## Study material
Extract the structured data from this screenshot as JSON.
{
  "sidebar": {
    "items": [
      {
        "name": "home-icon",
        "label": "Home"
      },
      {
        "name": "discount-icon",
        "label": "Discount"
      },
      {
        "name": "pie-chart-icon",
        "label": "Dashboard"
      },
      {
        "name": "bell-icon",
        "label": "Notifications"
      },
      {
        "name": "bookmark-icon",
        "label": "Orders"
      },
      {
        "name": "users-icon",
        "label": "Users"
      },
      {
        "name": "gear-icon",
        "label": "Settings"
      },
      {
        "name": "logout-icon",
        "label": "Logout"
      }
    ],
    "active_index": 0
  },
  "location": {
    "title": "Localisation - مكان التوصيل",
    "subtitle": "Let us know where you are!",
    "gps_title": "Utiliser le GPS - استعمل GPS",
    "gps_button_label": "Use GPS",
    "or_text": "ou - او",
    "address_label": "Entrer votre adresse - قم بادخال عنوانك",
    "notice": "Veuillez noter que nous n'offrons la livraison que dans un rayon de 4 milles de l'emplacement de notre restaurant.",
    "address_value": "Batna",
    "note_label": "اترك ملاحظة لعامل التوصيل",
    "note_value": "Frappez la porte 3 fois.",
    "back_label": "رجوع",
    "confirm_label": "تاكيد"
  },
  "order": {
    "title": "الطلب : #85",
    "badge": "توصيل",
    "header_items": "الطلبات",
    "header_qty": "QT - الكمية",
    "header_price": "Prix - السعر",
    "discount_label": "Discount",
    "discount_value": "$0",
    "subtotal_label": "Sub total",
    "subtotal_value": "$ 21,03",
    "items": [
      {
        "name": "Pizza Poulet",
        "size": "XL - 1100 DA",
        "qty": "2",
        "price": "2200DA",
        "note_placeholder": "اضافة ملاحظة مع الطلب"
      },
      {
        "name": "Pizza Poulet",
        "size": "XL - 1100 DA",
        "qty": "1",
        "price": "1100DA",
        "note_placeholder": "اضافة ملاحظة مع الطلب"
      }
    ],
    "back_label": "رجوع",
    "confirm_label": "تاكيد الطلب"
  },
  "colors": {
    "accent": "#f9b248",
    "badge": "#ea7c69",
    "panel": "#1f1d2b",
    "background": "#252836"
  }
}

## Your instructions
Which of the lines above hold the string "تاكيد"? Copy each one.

## Response to this exercise
    "confirm_label": "تاكيد"
    "confirm_label": "تاكيد الطلب"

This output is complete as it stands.